The legacy of the influential sci-fi author, Ursula K. Le Guin, appears to be highly coveted in the immediate aftermath of her death this past January, with live-action adaptation projects continuing to join the queue. While prospects are glistening for a movie adaptation of The Telling, as well as a properly-reverent movie adaptation of Le Guin’s sprawling magnum opus, the Earthsea novels, the latest project is a bit more of an esoteric choice from her works, a 1969 novelette, called Nine Lives.
Nine Lives is expected to commence production in the summer of 2019 with U.K. producers Gavin Humphries (Pin Cushion) of Quark Films and former Sony Pictures International producer Josephine Rose, reports Deadline. Tom Basden will co-write the script with Siri Rodnes, an actress and burgeoning filmmaker, who will take the creative plunge as director. Basden, who procured a BAFTA nomination for writing the Netflix series, Fresh Meat, is the creator and writer for the ITV2 comedy, Plebs (soon to be adapted in the U.S. by Seth Rogen), on which he also co-stars. He also created the comedy series, Gap Year.
In the latest news, via Deadline, the Nine Lives movie has procured its co-headliners in Jonny Lee Miller and Common.
Miller, whose starring role as a modernized Sherlock Holmes on CBS’s Elementary is in production for its seventh season, mostly divides his time off the set for the theater, an endeavor for which he notably earned an Olivier Award win with Benedict Cumberbatch for their co-starring role in 2011’s London run of Frankenstein. He is also set for a Broadway run in director Rupert Goold’s Ink. Along with a two-decades-in-the-making role reprisal in 2017 sequel T2 Trainspotting, his more recent onscreen roles include Byzantium, Dark Shadows and a 2010 run on Showtime’s Dexter.
Common, a Grammy-winning rapper, has been a fixture in film and television, recently appearing in movies such as Hunter Killer, The Hate U Give, Girls Trip, Meagan Leavey and Selma, with action turns in Suicide Squad, Run All Night and fielded a brutal onscreen scrap with a certain legendary hitman in John Wick: Chapter 2. His acting career also received a big boost from a memorable 2011-2014 co-starring run on AMC western series Hell on Wheels.
Nine Lives was published by Le Guin in Playboy back in 1969, but under the sexist caveat – commonly practiced at the time – that her name be published as “U.K. Le Guinn” to hide her gender (à la Star Trek writer Dorothy “D.C.” Fontana). Apropos to the movie adaptation team’s comedic leanings, the story is a dark comedy, set on a drilling base on the Moon, where two ennui-afflicted workers are excited about the idea that their company is sending new personnel, only to learn that the arrivals are a set of ten clones. The story uses its sci-fi tropes to explore themes that remain relevant, such as technology-enabled isolationism and the erosion of individualism, as well as ontological questions about what defines life.
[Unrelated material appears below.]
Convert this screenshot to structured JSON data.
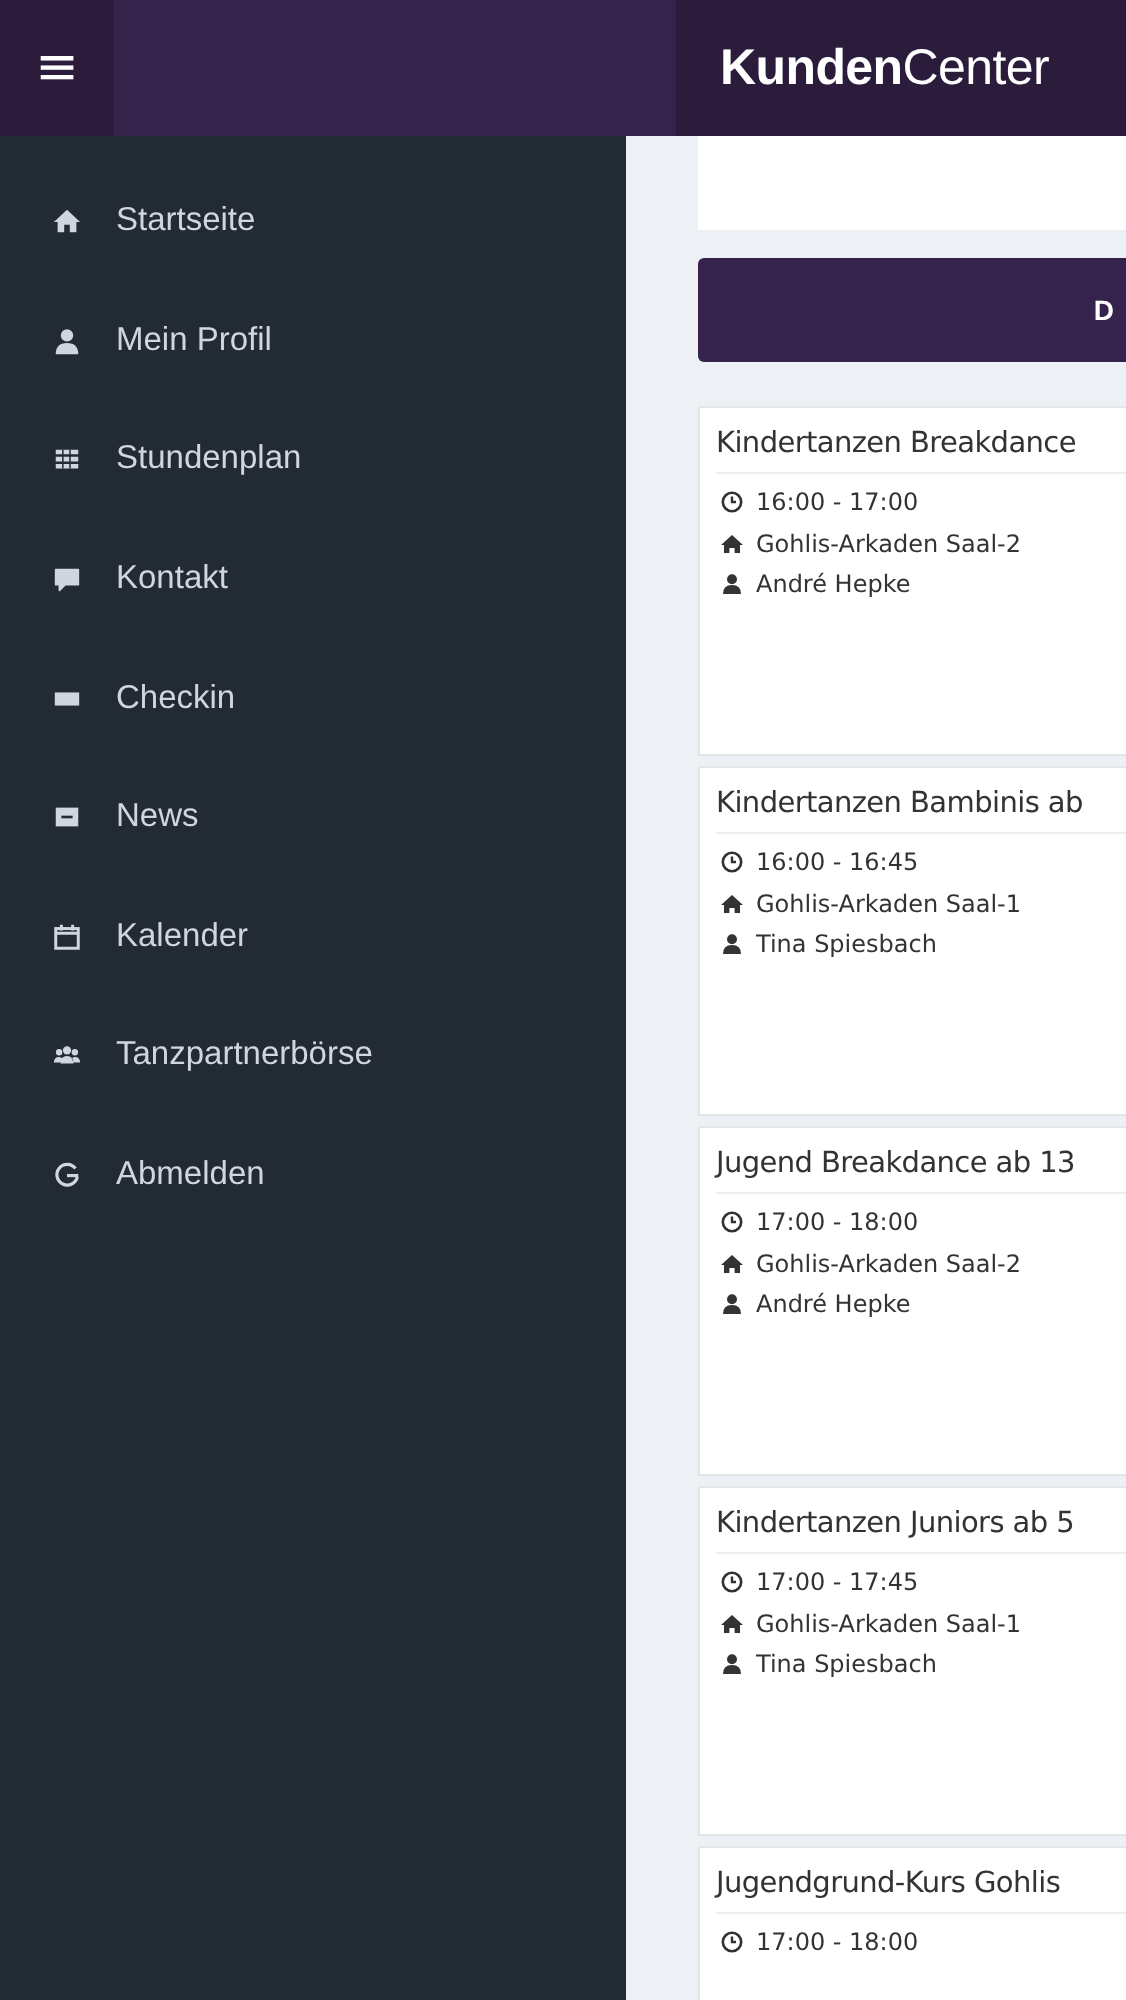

Interestingly, with Le Guin known to be extremely critical of adaptations of her work (she famously lambasted the 2004 Earthsea TV movie), it may be somewhat poetic that Nine Lives writer/director Rodnes actually knew Le Guin, having met the American author after adapting one of her short stories at the NFTS film school in Beaconsfield, Buckinghamshire, England. Rodness procured a BAFTA nomination for the 2016 short, Take Your Partner, and was reportedly mentored by Ex Machina and Trainspotting producer Andrew Macdonald on the BFI’s Flare LGBT training program.
We will keep you updated on the Nine Lives movie adaptation as things develop!